August 13, 2014
he Virginia court system is warning the public about a scam in which emails claiming to be from a state or federal court cause viruses to be downloaded to computers.
The Virginia Supreme Court’s executive secretary’s office, which helps run the state’s court system, recently posted the “public advisory” in red letters at the top of the state court system’s website.
The email looks official “and falsely claims to be about an upcoming court case,” the advisory said. The email often includes such words as “Notice to Appear in Court” or “Court Notice” in its subject line or in the body.
The email typically provides contact information for a court, “lending a sense of legitimacy to the scam,” the advisory said. Then, the email instructs the recipient to review the “attached notice” or click on a link in the email.
“When the recipient opens the attachment or clicks on the link, a computer virus infects the recipient’s computer,” the notice says. “Please be advised that such email is not from a court, nor is it about a court case, but a scam designed to infect the recipient’s computer with a virus.”
Virginia’s courts don’t conduct business with the public by way of unsolicited email messages, the notice said.
If you get an unsolicited email purporting to be from a Virginia court, don’t open any attachments, click on any links or click on any buttons telling you to “unsubscribe.” You should delete the email.
If you’re not sure about an email’s legitimacy, phone numbers for state courts can be found on Virginia’s Judicial System website, at courts.state.va.us.
Virginia isn’t alone in getting targeted by such scams. Earlier this year, New York State’s court system warned the public about a nearly identical scam in which recipients are told to come to court at a specific date and time, and bring certain documents with them.
Those emails also “warn that the court may proceed” in the recipient’s absence, “and that they will be sanctioned if they do not appear,” that advisory said. A virus is downloaded to the computer when the user downloads an attachment.
The FBI has long warned about “jury duty scams,” in which you’re called and told that you failed to report for jury duty and that there’s a warrant out for your arrest. When you say you never got such a notice, the caller says the matter can be “cleared up” if you provide some verifying information.

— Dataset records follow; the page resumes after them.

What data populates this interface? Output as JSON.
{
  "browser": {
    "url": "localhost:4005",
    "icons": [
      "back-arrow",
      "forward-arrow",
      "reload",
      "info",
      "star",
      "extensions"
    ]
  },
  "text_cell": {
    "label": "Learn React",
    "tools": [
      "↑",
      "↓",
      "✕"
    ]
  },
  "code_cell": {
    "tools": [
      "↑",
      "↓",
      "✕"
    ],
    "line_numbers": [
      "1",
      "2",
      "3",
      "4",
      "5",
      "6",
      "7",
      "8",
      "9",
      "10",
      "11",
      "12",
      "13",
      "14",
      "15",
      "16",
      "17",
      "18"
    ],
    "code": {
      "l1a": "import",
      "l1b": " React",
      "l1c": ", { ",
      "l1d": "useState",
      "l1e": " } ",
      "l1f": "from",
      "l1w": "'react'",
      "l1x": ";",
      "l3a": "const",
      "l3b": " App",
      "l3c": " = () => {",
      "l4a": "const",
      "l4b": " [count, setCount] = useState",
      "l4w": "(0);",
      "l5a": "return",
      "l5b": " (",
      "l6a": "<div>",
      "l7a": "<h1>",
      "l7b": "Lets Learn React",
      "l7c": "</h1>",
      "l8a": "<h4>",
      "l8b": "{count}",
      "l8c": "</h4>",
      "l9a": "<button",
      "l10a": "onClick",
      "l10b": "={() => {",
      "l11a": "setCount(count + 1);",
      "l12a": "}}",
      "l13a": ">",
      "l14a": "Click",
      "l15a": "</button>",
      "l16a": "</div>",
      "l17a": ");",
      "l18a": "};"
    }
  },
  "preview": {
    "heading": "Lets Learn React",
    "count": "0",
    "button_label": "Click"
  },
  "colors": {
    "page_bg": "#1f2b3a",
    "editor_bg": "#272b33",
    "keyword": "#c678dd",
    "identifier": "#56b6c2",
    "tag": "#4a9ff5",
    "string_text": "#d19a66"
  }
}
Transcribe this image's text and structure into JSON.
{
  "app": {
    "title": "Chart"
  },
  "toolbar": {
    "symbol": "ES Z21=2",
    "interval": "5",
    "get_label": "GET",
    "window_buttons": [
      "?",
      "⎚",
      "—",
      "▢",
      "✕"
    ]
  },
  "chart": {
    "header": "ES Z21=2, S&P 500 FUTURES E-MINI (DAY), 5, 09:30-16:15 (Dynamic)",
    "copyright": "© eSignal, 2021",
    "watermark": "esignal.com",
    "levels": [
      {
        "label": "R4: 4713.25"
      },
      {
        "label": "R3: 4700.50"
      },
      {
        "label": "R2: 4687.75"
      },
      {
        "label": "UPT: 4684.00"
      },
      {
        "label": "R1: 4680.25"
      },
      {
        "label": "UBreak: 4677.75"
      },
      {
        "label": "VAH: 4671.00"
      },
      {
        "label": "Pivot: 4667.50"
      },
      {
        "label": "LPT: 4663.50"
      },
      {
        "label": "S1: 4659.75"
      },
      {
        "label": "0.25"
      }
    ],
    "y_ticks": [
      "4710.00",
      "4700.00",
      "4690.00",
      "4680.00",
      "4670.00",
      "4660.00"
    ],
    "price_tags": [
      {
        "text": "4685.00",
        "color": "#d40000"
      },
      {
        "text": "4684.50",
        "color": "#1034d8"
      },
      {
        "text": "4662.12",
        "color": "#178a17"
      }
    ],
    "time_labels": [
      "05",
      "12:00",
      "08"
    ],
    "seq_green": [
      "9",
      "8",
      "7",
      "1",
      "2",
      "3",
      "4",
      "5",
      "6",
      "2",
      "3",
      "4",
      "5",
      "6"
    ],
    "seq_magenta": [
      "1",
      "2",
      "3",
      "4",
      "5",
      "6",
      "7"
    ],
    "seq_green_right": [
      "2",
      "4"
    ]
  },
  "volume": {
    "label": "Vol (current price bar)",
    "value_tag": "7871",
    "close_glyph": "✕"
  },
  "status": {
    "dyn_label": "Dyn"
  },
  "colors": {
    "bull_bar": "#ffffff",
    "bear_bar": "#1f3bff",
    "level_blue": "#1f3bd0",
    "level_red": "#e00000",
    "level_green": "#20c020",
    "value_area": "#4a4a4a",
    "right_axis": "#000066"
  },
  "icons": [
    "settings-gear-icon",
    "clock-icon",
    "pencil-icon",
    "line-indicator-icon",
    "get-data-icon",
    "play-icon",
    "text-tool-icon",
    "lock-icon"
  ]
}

“In the calls, the threat of a fine for shirking jury service is used to coerce those called into providing confidential data, potentially leading to identity theft and fraud,” a federal court advisory says.
Courts do virtually all business with the public by regular U.S. mail and don’t require people to turn over sensitive information in phone calls, the federal advisory says. “Any phone contact by real court officials will not include requests for Social Security numbers, credit card numbers, or any other sensitive information.”
If you have a question about federal jury duty, call the U.S. District Court in Norfolk at 757-222-7200.
The East End Neighborhood Association of the Peninsula will host the Asset Based Community Development Mini Session Monday.
The session will focus on building community leaders in order to transform communities, according to a news release. Several topics will be discussed, including how to tap into the potential of neighborhoods. The presenter will be Jim Moynihan.
“This is a powerful and inclusive approach to community development where you will hear how to focus your efforts on discovering & mobilizing the resources that are already present in our community,” according to the release.
The event will be held at 6-8 p.m. in the fellowship hall of First Church of Newport News. The church is located at 2300 Wickham Ave.
For more information, contact Artistine Lang at 692-9386.